» What the exercise asks: If a line includes the word "icon", it belongs in the count; state the total for the data below and add nothing.

» Material for the task:
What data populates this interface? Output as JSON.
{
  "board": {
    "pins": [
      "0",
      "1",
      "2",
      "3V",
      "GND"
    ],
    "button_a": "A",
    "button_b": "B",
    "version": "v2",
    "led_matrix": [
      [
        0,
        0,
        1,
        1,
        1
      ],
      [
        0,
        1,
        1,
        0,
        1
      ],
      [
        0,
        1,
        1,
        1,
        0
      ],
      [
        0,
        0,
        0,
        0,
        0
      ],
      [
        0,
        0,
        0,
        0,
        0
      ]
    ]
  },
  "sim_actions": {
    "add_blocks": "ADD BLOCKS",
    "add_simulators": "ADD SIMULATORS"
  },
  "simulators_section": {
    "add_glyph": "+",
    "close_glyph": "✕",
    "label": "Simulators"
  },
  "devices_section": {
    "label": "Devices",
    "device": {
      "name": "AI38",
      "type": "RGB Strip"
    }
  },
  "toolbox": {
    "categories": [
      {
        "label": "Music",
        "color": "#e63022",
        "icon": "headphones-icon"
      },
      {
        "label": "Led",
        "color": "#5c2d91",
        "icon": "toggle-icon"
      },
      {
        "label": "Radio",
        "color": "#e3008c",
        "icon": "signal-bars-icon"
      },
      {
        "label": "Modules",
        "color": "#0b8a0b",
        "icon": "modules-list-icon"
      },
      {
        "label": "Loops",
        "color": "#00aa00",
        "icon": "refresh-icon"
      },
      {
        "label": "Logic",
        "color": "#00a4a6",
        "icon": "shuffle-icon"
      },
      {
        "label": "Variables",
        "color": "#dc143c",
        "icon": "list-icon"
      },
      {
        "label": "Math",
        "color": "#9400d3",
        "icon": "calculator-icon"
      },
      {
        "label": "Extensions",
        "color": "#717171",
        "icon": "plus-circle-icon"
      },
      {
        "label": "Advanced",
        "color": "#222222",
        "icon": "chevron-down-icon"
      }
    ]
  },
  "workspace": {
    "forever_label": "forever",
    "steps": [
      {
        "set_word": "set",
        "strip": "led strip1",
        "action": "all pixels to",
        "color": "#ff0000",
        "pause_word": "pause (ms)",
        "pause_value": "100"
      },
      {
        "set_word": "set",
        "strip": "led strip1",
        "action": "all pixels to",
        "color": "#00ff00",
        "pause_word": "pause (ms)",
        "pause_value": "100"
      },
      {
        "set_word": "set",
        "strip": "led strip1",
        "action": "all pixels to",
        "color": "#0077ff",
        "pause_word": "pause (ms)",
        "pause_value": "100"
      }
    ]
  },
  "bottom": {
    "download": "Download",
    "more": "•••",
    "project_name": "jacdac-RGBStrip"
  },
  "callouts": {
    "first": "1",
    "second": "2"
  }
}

» Answer box: 10